Wet weather forecast prompts warning for workplaces

WorkSafe is warning employers about the risks associated with working in the wet as the state braces for three days of downpour.


Heavy rainfall that may lead to flash flooding is expected in parts of Victoria over the next three days.

The Bureau of Meteorology expects gusty northerlies and large rainfalls, particularly in North Central, Northern Country and Northeast districts on Wednesday and Thursday.

Construction sites are of particular concern, especially when it comes to the risk of falls, slips and trips.

Ladders, stairs and elevated work platforms can all become more dangerous in the rain. WorkSafe accepted 5531 injury claims involving falls, slips and trips last year.

WorkSafe Executive Director of Health and Safety Narelle Beer urges employers to put a pause on outdoor work during heavy rain and storms.

"Avoiding exposure to bad weather is the best way to protect yourself and your workers," Dr Beer said.

Builders and contractors are also urged to secure their sites before wet and stormy weather hits. All loose items should be safely tied down or placed indoors.

"Temporary fencing, construction tools and scaffold planks can cause serious harm to workers and the public if they become airborne in wild weather," Dr Beer said.

"It goes without saying, but water and electricity are a lethal combination. Powered tools must be stored away in a dry place before the rain hits."

Farmers should also be wary of the dangers that come with wet weather, and are advised to inspect their property before recommencing work.

"Rain can change the texture and consistency of soil, making it easier for farm vehicles to get stuck in muddy ground," Dr Beer said.

When recovering bogged down equipment, machinery or animals, workers are encouraged to seek assistance or have access to a phone or radio.

Other measures such as wearing warm, protective clothing and marking soft ground or open water areas with flags or barriers are essential when it comes to preventing injury and death.

"Regularly checking weather conditions and rescheduling major outdoor projects for milder days is a sure way employers can help keep their workplaces safe," Dr Beer said.

Employers can help manage wet weather hazards by:

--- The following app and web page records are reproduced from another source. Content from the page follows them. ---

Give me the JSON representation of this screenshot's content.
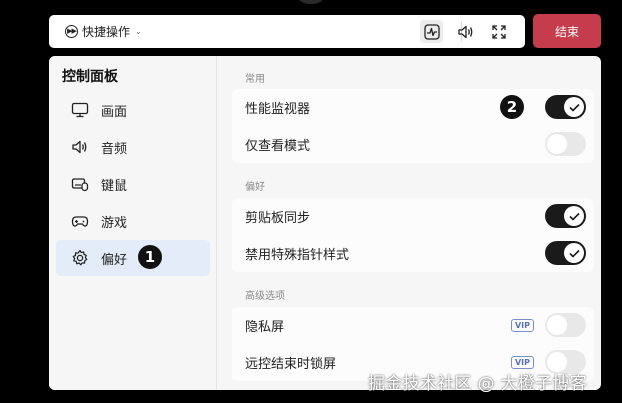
{
  "toolbar": {
    "quick_ops_label": "快捷操作",
    "quick_ops_icon": "fast-forward-circle-icon",
    "chevron_icon": "chevron-down-icon",
    "icons": [
      "performance-monitor-icon",
      "volume-icon",
      "fullscreen-icon"
    ]
  },
  "end_button": {
    "label": "结束",
    "color": "#c53d4c"
  },
  "sidebar": {
    "title": "控制面板",
    "items": [
      {
        "label": "画面",
        "icon": "monitor-icon",
        "active": false
      },
      {
        "label": "音频",
        "icon": "speaker-icon",
        "active": false
      },
      {
        "label": "键鼠",
        "icon": "keyboard-mouse-icon",
        "active": false
      },
      {
        "label": "游戏",
        "icon": "gamepad-icon",
        "active": false
      },
      {
        "label": "偏好",
        "icon": "gear-icon",
        "active": true
      }
    ]
  },
  "sections": [
    {
      "title": "常用",
      "rows": [
        {
          "label": "性能监视器",
          "enabled": true
        },
        {
          "label": "仅查看模式",
          "enabled": false
        }
      ]
    },
    {
      "title": "偏好",
      "rows": [
        {
          "label": "剪贴板同步",
          "enabled": true
        },
        {
          "label": "禁用特殊指针样式",
          "enabled": true
        }
      ]
    },
    {
      "title": "高级选项",
      "rows": [
        {
          "label": "隐私屏",
          "enabled": false,
          "badge": "VIP"
        },
        {
          "label": "远控结束时锁屏",
          "enabled": false,
          "badge": "VIP"
        }
      ]
    }
  ],
  "annotations": {
    "step1": "1",
    "step2": "2"
  },
  "watermark": "掘金技术社区 @ 大橙子博客",
  "colors": {
    "accent_dark": "#1a1a1a",
    "active_bg": "#e3ecf8",
    "vip": "#5b70b8"
  }
}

  • Inspecting the work site to ensure ground stability has not been compromised and foundations are secure.
  • Spreading crushed rock on walkways, over mud and placing boot scrapers at access points.
  • Ensuring plant operators are aware of the risk posed by waterlogged ground before they begin work.
  • Ensuring electrical equipment that has potentially been affected by water is taken out of service until inspected, tested and made safe.
  • Identifying soft ground and marking it with flags, bollards or other indicators as a warning to workers.
  • Seeking assistance when recovering bogged equipment or animals.
  • Avoiding employees working alone and ensuring they have access to a means of communication, either a phone or radio.